|Cover artist||Eugene Orr|
|Publisher||T.J. PUBLISHERS INC.|
Islay is a novel by author Douglas Bullard. It is “the first and possibly the only novel by a Deaf American to focus on Deaf culture” (Peters 122). Islay was published in 1986 by T.J. PUBLISHERS, INC. located in Silver Spring, Maryland. The novel tells the story of the protagonist Lyson Sulla, who has a goal of becoming Governor of the State of Islay and making it a state by and for Deaf people.
About the Author
Douglass Bullard (1937–2005), was a graduate of Gallaudet College. He grew up in the Deep South and traveled around the world as well as lived in many different places. He was an Alaskan geologist and is the author of several novels. Islay, however, is the only work of his that was published. He was the president of the Florida Association of the Deaf for some time.
Islay is written an interesting manner. The bulk of the text is written in English, while there is a written gloss form of American Sign Language that is used for dialogue between characters.
This gloss form of ASL is written in italics and is neither truly English nor truly ASL. An example of this gloss form, coming from Lyson about his desire for a homeland for the Deaf is as follows:
You know that Laurent Clerc had same dream. Himself greatest deaf in history, started Golden Age for deaf there France. Then brought sign here America; almost started new Golden Age for us deaf, but hearing oralism frustrated him, broke up deaf cooperation and almost destroyed Sign Language. That why Clerc liked idea for deaf gathering into one state where deaf itself normal! (6-7).
If the reader is a signer of ASL, they can see that the way this gloss form is written shows word order of ASL signs. However, this is not an accurate portrayal of ASL and the beauty and visual aspect of the language are not done justice by this glossing method. This method does serve to show the differences between spoken English and signed language.
There are also parts of the novel written in bold capital letters that are used to describe conversations through a TTY. An example of this writing form is as follows:
MARY HERE. WHERE HAVE YOU BEEN Q. I WAITED SINCE SIX. DISGUSTED GA. (67).
When using a TTY, the 'Q' after a sentence makes it a question. 'GA' means "go ahead", which informs the person on the other line that you are done talking and they can type their response.
For some, understanding the varying written forms within Islay is confusing and hard to understand. If one has a background in American Sign Language and is familiar with TTYs, they will more easily understand the glossed form of ASL and the TTY text.
When the book was first released, there was much talk about what the title meant. Some people speculated it was a mix of the finger spelled acronyms for “I Love You” (ILY) and American Sign Language (ASL) while others hypothesized it was derived from “island”. “Bullard actually came across the word in the dictionary, liked how it sounded, and decided to use it - then later flew to the island Islay off the coast of Scotland only to discover that the real island closely resembled his fictional one” (Peters 124).

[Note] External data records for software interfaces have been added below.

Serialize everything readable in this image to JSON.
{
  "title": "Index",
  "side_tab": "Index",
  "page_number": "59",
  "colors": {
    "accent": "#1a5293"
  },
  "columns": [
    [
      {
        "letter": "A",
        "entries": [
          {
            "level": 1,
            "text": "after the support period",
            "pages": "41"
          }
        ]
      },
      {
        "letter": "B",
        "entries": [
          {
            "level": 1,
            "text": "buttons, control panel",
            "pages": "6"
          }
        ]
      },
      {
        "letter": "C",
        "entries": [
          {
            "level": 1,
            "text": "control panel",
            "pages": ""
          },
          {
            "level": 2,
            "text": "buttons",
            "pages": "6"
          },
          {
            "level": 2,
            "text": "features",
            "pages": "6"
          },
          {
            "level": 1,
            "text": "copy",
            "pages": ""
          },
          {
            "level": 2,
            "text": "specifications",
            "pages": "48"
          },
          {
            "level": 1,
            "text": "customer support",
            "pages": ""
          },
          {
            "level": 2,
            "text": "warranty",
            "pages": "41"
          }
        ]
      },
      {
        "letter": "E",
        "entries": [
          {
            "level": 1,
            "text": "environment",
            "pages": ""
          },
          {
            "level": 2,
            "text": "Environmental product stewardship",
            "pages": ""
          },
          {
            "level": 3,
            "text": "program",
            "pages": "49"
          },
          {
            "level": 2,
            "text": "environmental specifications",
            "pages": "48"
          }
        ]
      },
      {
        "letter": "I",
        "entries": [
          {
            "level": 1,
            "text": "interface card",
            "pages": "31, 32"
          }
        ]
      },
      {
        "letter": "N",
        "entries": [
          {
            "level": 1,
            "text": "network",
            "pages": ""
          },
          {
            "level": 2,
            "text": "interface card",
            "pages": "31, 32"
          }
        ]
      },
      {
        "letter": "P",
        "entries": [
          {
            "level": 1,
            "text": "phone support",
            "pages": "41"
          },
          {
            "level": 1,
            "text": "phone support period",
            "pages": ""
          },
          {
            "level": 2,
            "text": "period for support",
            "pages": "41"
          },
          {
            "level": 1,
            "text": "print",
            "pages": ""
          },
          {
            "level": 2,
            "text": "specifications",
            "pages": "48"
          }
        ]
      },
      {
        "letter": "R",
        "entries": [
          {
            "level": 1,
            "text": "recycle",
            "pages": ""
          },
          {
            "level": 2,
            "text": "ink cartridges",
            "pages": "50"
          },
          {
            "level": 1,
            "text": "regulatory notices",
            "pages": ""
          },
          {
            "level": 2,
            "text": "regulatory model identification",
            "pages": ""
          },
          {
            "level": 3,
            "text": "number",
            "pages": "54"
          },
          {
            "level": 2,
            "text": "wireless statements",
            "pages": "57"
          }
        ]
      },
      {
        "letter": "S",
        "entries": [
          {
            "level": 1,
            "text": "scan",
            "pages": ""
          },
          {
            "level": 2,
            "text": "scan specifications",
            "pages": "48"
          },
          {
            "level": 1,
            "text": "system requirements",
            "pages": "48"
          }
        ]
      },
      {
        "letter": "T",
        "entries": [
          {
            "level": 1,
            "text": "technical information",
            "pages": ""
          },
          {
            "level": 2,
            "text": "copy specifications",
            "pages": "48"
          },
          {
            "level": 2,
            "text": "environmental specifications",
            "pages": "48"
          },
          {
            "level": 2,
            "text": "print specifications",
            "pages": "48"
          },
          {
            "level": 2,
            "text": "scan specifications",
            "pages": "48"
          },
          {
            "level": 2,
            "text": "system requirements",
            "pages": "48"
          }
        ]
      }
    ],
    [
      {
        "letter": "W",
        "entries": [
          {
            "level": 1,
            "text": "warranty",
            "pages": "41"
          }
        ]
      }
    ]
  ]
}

The book has three sections, titled “Strings”, “Drums”, and “Cymbals”. These three sections document Lyson’s journey to make Islay a Deaf state. He comes across many problems along the way, and is ridiculed by some. Others accuse him of being a peddler and he is misunderstood by many. His wife, in the beginning of the novel is embarrassed by his dream and keeps Lyson behind lock and key when he is working on his project. She does not want her friends to know about what he is doing and does everything in her power to keep it a secret.
In the first section, “Strings”, the book’s protagonist Lyson Sulla is in the beginning stages of his plans for a state by and for Deaf people. He is learning about the state Islay, and how it could work for what he is envisioning. He receives financial support from his in-laws so that he can move to Islay. Once there, he spends a week’s time looking over the state, seeing how it will work for him, and meeting with public officials. He is pleased with what he sees in Islay and believes that it will work for what he plans. He moves his wife, Mary out to Islay with him. Once they are moved into a large home, they throw a big party.
The second section, “Drums” documents Lyson’s travels to recruit other Deaf people to move to Islay. He meets many Deaf people along the way and is able to convince many well-established Deaf people to move to Islay. He also has a few misunderstandings along the way when people misunderstand what his intentions and meanings are.
In the last section, “Cymbals”, many Deaf people move their families to Islay and open businesses. Lyson still has troubles, as he is accused of real estate fraud. However, he gets out of this predicament. Those who moved to Islay register to vote, so as to help Lyson become Governor. The election is a rough experience for Lyson, but in the end he wins, becoming Governor of Islay.
- Bullard, Douglas (1986). Islay. T.J.PUBLISHERS INC.
- Peters, Cynthia L. (2000). Deaf American Literature: From Carnival to the Canon. Gallaudet University Press.
- "Smashwords-About Douglas Bullard". About Douglas Bullard. Smashwords. Retrieved 14 December 2011.